Segment Start: EXCERPTED RECORDS

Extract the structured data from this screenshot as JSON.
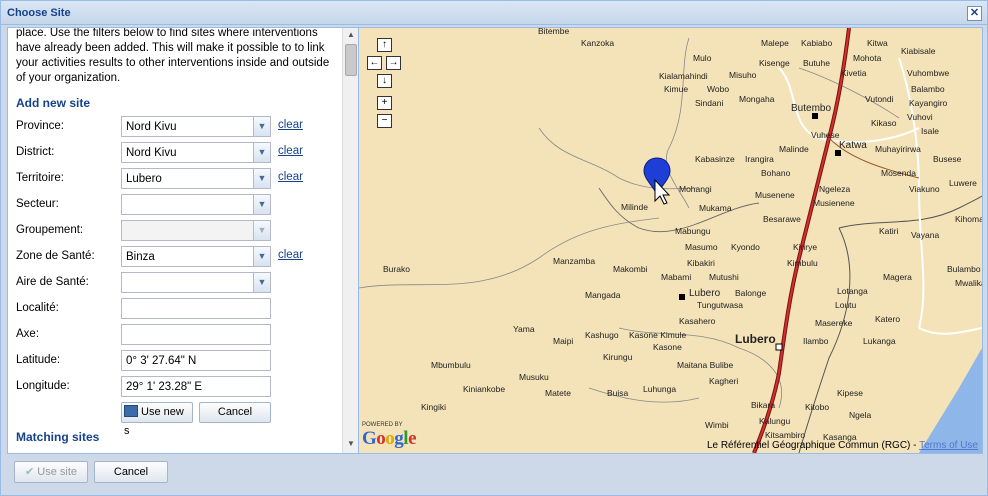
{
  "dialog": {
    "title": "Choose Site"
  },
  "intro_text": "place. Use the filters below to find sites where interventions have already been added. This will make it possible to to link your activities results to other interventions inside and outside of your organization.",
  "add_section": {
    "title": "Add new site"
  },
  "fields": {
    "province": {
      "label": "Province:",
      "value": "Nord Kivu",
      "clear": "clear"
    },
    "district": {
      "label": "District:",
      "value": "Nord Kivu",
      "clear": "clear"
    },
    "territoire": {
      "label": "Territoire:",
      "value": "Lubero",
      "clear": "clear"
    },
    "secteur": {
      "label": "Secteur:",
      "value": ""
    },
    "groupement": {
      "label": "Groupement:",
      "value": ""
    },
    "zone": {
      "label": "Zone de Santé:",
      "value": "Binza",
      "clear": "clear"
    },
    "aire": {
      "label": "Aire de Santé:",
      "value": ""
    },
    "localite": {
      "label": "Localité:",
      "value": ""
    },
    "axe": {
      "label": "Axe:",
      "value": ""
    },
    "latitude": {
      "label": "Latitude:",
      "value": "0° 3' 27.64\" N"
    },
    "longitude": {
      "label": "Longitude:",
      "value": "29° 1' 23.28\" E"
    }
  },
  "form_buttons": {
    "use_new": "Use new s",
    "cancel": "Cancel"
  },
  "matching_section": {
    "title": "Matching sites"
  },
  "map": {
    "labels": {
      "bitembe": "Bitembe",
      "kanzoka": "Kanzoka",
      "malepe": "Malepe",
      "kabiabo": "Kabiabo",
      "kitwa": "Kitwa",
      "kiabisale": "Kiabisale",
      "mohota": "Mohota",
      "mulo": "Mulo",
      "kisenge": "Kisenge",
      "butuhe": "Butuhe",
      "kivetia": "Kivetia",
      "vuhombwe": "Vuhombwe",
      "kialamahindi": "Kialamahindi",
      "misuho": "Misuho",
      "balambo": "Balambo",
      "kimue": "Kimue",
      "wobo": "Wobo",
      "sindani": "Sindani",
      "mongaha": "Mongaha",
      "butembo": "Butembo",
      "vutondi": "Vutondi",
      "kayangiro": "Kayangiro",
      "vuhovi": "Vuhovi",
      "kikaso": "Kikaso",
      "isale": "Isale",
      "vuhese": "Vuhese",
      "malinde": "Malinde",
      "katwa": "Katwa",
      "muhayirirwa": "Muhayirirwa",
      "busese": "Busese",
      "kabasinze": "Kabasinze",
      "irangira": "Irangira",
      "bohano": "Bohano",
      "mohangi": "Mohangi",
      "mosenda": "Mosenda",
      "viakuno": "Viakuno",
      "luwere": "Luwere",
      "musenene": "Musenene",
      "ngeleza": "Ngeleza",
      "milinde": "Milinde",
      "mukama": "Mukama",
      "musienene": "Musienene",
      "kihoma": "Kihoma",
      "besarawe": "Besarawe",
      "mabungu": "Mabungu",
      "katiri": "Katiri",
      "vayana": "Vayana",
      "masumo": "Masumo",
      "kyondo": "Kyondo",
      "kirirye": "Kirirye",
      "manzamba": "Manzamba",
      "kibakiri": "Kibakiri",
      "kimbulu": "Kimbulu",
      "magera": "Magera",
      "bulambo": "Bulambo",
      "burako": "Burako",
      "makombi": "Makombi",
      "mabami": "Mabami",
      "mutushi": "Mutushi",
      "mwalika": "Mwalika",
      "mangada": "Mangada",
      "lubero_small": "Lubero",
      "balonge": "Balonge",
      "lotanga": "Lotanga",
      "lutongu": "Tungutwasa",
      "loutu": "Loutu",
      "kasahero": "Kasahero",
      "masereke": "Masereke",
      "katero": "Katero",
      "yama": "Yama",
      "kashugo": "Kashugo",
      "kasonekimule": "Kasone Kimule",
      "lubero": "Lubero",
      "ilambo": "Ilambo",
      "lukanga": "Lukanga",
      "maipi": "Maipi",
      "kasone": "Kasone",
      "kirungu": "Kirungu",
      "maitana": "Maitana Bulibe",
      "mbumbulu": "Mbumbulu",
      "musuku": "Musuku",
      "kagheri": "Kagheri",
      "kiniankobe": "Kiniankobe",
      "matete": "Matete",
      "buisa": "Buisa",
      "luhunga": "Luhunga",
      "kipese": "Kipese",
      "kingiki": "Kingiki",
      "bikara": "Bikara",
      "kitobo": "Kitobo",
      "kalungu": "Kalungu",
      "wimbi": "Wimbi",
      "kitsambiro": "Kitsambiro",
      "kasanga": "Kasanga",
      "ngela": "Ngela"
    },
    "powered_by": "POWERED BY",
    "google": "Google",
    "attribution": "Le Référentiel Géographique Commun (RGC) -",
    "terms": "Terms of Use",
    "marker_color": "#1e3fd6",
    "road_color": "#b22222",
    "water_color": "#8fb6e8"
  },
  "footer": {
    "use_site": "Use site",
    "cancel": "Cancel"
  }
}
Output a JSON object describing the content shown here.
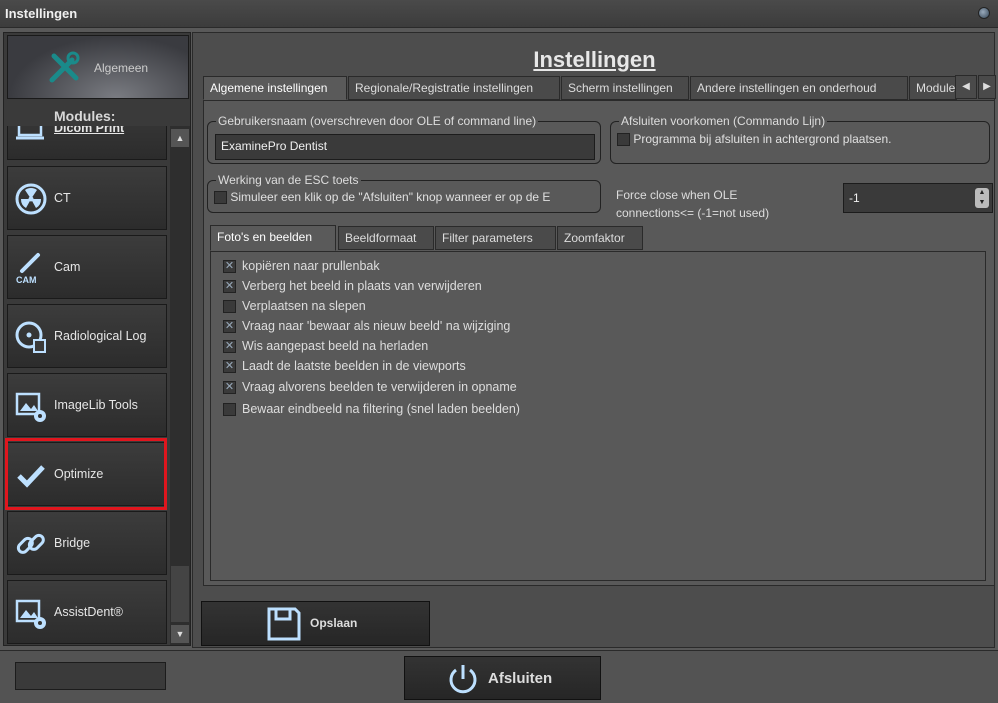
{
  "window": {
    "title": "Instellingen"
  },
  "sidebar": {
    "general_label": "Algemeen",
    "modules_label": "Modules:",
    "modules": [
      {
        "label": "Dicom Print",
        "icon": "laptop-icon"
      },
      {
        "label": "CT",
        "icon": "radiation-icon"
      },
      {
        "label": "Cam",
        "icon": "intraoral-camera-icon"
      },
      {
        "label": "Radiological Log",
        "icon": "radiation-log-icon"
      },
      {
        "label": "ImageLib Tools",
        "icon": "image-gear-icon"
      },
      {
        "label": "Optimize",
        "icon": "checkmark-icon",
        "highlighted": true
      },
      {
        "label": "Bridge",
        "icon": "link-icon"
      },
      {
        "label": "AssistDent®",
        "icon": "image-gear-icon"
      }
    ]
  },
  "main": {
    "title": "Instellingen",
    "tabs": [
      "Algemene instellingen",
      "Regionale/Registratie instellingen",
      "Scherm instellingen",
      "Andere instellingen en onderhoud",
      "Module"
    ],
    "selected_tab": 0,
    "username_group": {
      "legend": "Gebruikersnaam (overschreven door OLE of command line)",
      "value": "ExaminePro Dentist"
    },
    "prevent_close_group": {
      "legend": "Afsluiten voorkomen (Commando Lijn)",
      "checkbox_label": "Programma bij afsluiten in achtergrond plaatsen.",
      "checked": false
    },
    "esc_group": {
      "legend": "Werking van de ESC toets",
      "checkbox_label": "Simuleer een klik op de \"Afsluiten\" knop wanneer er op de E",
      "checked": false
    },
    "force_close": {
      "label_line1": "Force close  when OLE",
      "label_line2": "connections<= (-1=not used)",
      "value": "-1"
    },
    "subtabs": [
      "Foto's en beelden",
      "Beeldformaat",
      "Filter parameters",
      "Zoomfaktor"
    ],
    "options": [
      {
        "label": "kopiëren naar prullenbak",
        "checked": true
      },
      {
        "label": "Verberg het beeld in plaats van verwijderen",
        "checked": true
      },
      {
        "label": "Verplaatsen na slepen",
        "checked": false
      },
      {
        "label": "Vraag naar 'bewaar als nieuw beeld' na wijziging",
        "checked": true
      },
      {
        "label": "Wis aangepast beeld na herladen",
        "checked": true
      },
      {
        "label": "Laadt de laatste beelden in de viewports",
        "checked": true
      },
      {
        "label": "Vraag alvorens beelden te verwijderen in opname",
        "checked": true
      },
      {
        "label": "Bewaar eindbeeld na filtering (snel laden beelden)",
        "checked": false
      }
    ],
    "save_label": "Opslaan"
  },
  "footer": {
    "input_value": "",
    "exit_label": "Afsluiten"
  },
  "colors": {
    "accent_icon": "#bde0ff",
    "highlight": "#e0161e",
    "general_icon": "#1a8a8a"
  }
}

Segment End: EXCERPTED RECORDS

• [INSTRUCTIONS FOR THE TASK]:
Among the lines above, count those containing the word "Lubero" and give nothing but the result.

• [REPLY TO THE TASK]:
3